Growing habits: Calendula is a very easy annual to grow and typically reseeds itself. You can get a head start by starting it indoors in late winter or just direct seeding it after the last frost date. It is also very easy to save seed from, so I highly recommend doing so. Just allow a few flower heads to dry out on the plant and then harvest the large curly seeds. Calendula can be grown in full-sun to light shade.
Borage Borago officinalis
Parts used: Flowers and leaves
Medicinal uses: Borage is a beautiful annual, known for its ability to attract pollinators to any garden. It also has some lovely medicinal properties too! The flowers and leaves of this plant are edible and have a light cucumber taste. Traditionally, borage was used to lift the spirits. It can be a lovely plant to use for gently relieving anxiety and depression. Borage loses most of its medicinal qualities when dried, so it is best to use fresh.
Dosage: Simply eating its purple flowers is a wonderful way to take advantage of borage’s medicine. I like to throw them into to salads for color. You can also make tea with the fresh flowers or leaves by infusing them in hot water for 10-15 minutes and drinking 1 or 2 cups/day.

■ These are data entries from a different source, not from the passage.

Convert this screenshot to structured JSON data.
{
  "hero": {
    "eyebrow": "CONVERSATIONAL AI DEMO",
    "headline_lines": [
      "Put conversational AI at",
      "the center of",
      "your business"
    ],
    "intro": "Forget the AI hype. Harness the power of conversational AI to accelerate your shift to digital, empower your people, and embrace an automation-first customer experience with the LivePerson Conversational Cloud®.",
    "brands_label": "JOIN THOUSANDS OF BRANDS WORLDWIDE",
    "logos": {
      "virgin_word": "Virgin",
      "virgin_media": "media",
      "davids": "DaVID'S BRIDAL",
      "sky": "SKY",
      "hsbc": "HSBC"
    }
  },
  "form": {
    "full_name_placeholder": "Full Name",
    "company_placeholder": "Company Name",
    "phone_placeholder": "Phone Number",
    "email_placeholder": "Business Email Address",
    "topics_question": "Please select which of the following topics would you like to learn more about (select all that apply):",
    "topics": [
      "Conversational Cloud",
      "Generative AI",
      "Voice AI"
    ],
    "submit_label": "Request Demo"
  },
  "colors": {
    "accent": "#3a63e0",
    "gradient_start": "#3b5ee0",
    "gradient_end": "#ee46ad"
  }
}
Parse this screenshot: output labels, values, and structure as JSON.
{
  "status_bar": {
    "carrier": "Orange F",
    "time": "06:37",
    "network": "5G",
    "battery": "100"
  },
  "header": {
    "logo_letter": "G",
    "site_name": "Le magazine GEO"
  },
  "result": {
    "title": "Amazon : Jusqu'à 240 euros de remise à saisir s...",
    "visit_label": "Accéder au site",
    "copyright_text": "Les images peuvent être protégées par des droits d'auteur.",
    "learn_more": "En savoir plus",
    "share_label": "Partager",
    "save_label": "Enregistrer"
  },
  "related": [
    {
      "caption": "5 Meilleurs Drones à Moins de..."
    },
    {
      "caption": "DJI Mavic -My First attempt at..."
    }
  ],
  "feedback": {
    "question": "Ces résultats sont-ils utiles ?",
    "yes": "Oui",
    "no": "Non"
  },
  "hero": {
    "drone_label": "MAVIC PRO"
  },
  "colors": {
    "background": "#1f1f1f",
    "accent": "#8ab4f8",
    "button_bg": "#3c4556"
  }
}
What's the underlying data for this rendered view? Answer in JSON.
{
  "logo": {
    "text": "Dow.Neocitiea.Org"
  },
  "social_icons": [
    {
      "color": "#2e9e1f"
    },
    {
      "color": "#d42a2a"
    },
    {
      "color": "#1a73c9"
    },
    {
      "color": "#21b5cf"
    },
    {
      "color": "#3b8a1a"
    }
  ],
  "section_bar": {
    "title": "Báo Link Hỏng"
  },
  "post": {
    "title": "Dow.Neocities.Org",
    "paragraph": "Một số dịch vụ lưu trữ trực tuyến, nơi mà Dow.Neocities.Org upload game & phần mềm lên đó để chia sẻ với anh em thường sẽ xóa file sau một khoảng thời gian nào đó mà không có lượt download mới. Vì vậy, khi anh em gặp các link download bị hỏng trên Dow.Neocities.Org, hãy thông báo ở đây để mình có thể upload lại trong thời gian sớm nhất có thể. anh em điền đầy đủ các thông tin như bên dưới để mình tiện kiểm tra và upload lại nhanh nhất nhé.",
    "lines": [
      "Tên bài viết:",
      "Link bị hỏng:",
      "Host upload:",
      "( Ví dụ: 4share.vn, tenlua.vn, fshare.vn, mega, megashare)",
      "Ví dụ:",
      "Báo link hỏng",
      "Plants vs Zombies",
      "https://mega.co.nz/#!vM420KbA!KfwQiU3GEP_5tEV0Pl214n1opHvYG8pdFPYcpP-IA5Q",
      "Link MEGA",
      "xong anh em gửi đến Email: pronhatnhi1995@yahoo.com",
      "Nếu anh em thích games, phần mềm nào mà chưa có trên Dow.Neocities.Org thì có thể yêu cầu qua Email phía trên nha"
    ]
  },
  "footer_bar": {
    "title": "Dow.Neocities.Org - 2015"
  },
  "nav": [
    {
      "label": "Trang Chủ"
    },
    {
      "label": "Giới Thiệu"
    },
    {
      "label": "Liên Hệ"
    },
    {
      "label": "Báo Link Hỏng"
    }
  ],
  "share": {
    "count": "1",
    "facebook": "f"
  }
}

Growing habits: Borage is an easy to grow, self-seeding annual. It can be started indoors or direct seeded after the last frost date. Borage can grow very tall- up to a few feet, so I recommend staking once it is over 1ft tall. Otherwise, it will end up falling over and crushing other surrounding plants.